My First Class in the Scene
So one reason I started my weekly BDSM 101 class series is that when I entered the scene I couldn’t find something similar. My intro was thru a friend of a friend who pointed me in the direction of Fetlife. I was going through a divorce, was in my early 30’s and had two young children. I didn’t know anyone in the community – nobody to show me around or introduce me to people. I remember learning to navigate through Fetlife and trying to find any classes or socials (aka munches) that I could find and could get out to. As luck (?) would have it I stumbled upon a class that was offered at a time I could go. It was a class on singletails. (Now do you understand why I use the term “luck” loosely? lol) Keep in mind I just wanted to get out and start exploring – I didn’t really care what the topic was. I hadn’t come across any 101 or beginners classes that were being taught that week. So I decided to go.
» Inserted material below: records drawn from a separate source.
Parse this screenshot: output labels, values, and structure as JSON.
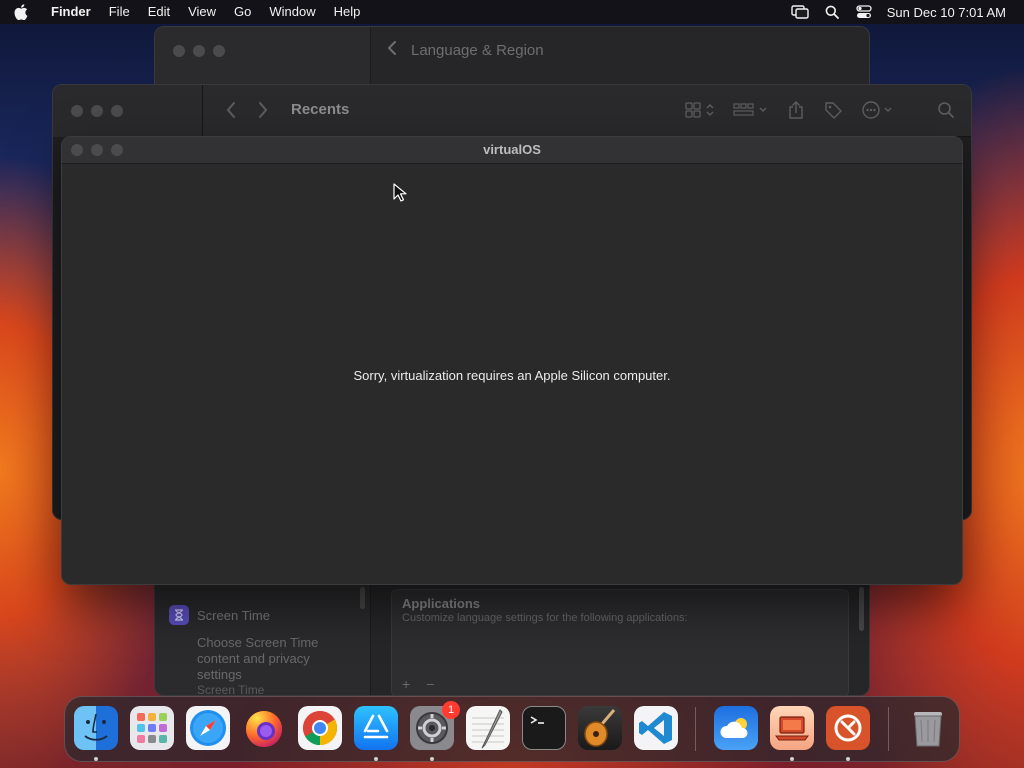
{
  "menubar": {
    "app_name": "Finder",
    "items": [
      "File",
      "Edit",
      "View",
      "Go",
      "Window",
      "Help"
    ],
    "clock": "Sun Dec 10  7:01 AM",
    "status_icons": [
      "screen-mirroring-icon",
      "spotlight-search-icon",
      "control-center-icon"
    ]
  },
  "settings_window": {
    "title": "Language & Region",
    "sidebar_item": "Screen Time",
    "sidebar_item_desc": "Choose Screen Time content and privacy settings",
    "sidebar_next_item": "Screen Time",
    "apps_title": "Applications",
    "apps_desc": "Customize language settings for the following applications:",
    "add_label": "+",
    "remove_label": "−"
  },
  "finder_window": {
    "location": "Recents",
    "toolbar_icons": [
      "back-icon",
      "forward-icon",
      "icon-view-icon",
      "group-icon",
      "share-icon",
      "tag-icon",
      "more-actions-icon",
      "search-icon"
    ]
  },
  "virtualos_window": {
    "title": "virtualOS",
    "message": "Sorry, virtualization requires an Apple Silicon computer."
  },
  "dock": {
    "apps": [
      {
        "name": "Finder",
        "running": true
      },
      {
        "name": "Launchpad",
        "running": false
      },
      {
        "name": "Safari",
        "running": false
      },
      {
        "name": "Firefox",
        "running": false
      },
      {
        "name": "Google Chrome",
        "running": false
      },
      {
        "name": "App Store",
        "running": true
      },
      {
        "name": "System Settings",
        "running": true,
        "badge": "1"
      },
      {
        "name": "TextEdit",
        "running": false
      },
      {
        "name": "Terminal",
        "running": false
      },
      {
        "name": "GarageBand",
        "running": false
      },
      {
        "name": "Visual Studio Code",
        "running": false
      },
      {
        "name": "Weather",
        "running": false
      },
      {
        "name": "virtualOS",
        "running": true
      },
      {
        "name": "Microsoft Remote Desktop",
        "running": true
      },
      {
        "name": "Trash",
        "running": false
      }
    ]
  }
}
It was a smaller class – maybe 6-8 people plus the instructor. Unfortunately I can’t remember the instructor’s name. A handful of people seemed to be familiar with the topic, whips in hand, and comfortable in their chairs as we waited for class to begin. I sat next to a young man who seemed to be as equally terrified as I was. For most of the class I sat there, wide-eyed, as I watched the instructor demonstrate how to use the whip to simply catch the bottom’s hair. All the while trying to avoid eye contact with him so that I wasn’t called upon to volunteer. I’m sure he went over other exercises but much of it is a blur now. Until he got to the end of the class and started demonstrating “wrapping”. The only thing I could compare it to was the thought of Indiana Jones throwing his whip to wrap up an enemy and take them down. He asked for a volunteer to demo this “wrapping” technique. Crap – he was looking in our direction, so I did what any kind and thoughtful person would do and nudged the other newbie and encouraged him to volunteer! Lol I told him he had to tell me if it hurt. He agreed to go up. The instructor told him to hold his arms out and wrapped each of his arms. He came back to his seat and assured me there was absolutely no pain. Ok – be brave Jenn – I volunteered to give it a go.
I walked to the center of the room. I was asked to put my arms out to the side just like my new friend before me. He threw the whip and I think I closed my eyes and winced until I realized the whip circled my arms without an ounce of pain. What?! So he asked if he could do it again, but this time around my waist. Sure – I mean no biggie now right? This doesn’t hurt at all! So, with my arms still outstretched to the side, he crouched a little and threw the whip from more of a side angle. It wrapped a couple times around my waist. Then he did something I did not expect. He used the whip that was around me to pull me towards him. Holy moly. I’m sure I blushed. It was so hot! Trust me, it was not the instructor that made it hot (sorry whoever it was!) – it was the entire action of being wrapped up and controlled by this implement that had seemed so scary!
After the instructional part of class was over they set up stations with plastic sheets on the floor and lit candles. Those who were more advanced practiced putting the candles out with their whips. That was amazing and super impressive to sit back and watch.
There were a couple lessons I took away from that first class experience. One, going to classes, no matter the topic, will expose you to new knowledge as well as new people. This is why I encourage the newbies I meet to take any classes they can (mine or others). I remain friends with a couple people that were in that singletail class. Not “terrified dude” – not sure whatever happened to him. Two, implements (any implement) can be used from light to heavy and in so many different ways. I teach in my classes that it’s not the implement you should be concerned with. It’s the person using it – their skill level and intention. To this day the singletail is not at the top of my favorites list – I much prefer thuddy toys. However, I also know that in the right hands it doesn’t have to be scary.
So thank you, nameless instructor man, for the lessons I walked away with that day. I may not remember your name, but I remember the experience.